Pay off home mortgage
Assuming you have a home mortgage, paying it off early is a lesser priority than student debt as mortgage interest is tax deductible and not capped at $2,500. At lower income levels this is fully deductible. As your income rises, itemized deductions begin to be phased out and Alternative Minimum Taxes (“AMT”) kick in, diminishing the tax effectiveness of mortgage interest. Today’s rates on a 30-year fixed are below 4% and if you’re higher than that, it’s time to look into refinancing. While refinancing means extending out payments for another 30 years, a proposition no doctor loves to hear considering their tarnished relationship with debt, it generally makes sense to lock in lower rates for mortgages as well as practice debt.
Pay off practice debt
Different from mortgage interest, practice debt interest is never phased out from being tax deductible no matter how high your income is! With today’s rates on a 10-year fixed note hovering around 4% (fully tax deductible) it’s reasonable to assume that you can outperform the interest cost in the long-run with your investments in tax-advantaged investment accounts. For that reason, our opinion holds that it’s more profitable to put your money to work for you rather than handing it to a bank. However, we do acknowledge the psychological burden most dentists have with carrying debt, so if a client decides they want to pay down debt rather than increase savings, we will absolutely support that decision. There is no right or wrong answer here, just a good answer and a better one from a “dollars and cents” perspective.
Consider taxable investments, whole life insurance, or Defined Benefit plan
After you’ve tackled all your debt, maximized your savings in tax-advantaged accounts, and your only other investment options do not provide any tax benefits, you may want to consider starting a defined benefit plan for your practice or a whole life insurance policy. Which option to pursue will generally depend on how close to retirement you are when reaching this rung of the financial independence ladder (among many other factors far and away beyond the scope of this article). The closer you are to retirement the more you might lean towards a DB plan, the further away, the more a whole life policy might make sense. Many other factors will effect that decision though including, life expectancy, pre-existing health conditions, wages of staff, and their demographic information as well.

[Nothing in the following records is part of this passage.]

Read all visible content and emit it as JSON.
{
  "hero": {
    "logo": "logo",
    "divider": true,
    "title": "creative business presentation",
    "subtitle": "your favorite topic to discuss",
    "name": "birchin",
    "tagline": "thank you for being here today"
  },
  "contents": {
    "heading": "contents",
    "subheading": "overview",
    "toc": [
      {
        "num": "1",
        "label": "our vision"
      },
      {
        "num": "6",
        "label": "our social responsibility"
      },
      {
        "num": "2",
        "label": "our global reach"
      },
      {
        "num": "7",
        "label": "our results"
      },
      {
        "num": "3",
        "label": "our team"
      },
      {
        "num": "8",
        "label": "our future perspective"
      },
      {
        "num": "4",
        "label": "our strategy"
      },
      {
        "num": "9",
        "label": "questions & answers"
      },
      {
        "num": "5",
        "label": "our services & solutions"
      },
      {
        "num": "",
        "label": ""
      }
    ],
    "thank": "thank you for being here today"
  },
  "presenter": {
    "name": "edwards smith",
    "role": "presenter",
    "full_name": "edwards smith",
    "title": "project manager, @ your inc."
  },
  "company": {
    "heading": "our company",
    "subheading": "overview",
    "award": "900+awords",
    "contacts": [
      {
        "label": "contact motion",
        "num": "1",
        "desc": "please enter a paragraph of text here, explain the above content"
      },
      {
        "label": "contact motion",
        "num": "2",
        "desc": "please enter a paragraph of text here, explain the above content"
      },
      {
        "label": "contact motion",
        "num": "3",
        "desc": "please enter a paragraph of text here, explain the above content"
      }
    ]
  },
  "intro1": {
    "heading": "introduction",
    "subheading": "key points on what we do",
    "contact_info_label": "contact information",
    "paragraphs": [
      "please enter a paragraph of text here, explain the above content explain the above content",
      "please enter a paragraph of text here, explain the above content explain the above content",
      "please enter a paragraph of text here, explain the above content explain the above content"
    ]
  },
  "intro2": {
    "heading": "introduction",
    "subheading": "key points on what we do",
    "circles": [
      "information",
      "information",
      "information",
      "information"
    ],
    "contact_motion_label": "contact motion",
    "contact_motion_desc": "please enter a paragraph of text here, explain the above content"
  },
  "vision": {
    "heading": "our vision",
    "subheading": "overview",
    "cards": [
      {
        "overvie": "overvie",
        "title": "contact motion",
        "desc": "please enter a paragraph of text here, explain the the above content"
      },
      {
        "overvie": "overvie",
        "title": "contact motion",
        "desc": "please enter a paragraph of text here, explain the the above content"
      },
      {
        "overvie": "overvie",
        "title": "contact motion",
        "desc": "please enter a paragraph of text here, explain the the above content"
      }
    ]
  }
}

These are two of the more complicated options. With both you are locking yourself into an obligation to fund the vehicle (premiums for whole life, and contributions for the DB) through thick and thin and for better or for worse. Additionally, the whole life policies generally carry a hefty commission which causes a large incentive for brokers to place them. Before getting into either be sure to talk to an independent, fee-based investment adviser and be sure you’ve tackled all of your other priorities first.
Hope you enjoyed our article and if you have any questions, reach out to one of our CFO Advisors today! We’d be happy to assist.
Disclaimer: This order assumes prevailing market rates on debt and adequate insurance coverage. All doctors should be adequately covered by insurance and debt minimum payments should be made on-time and in full, regardless of where they fall in the priority ladder. This list excludes education savings and lifestyle savings priorities.
-Paul Lipcius, CPA, CFO Advisor at PracticeCFO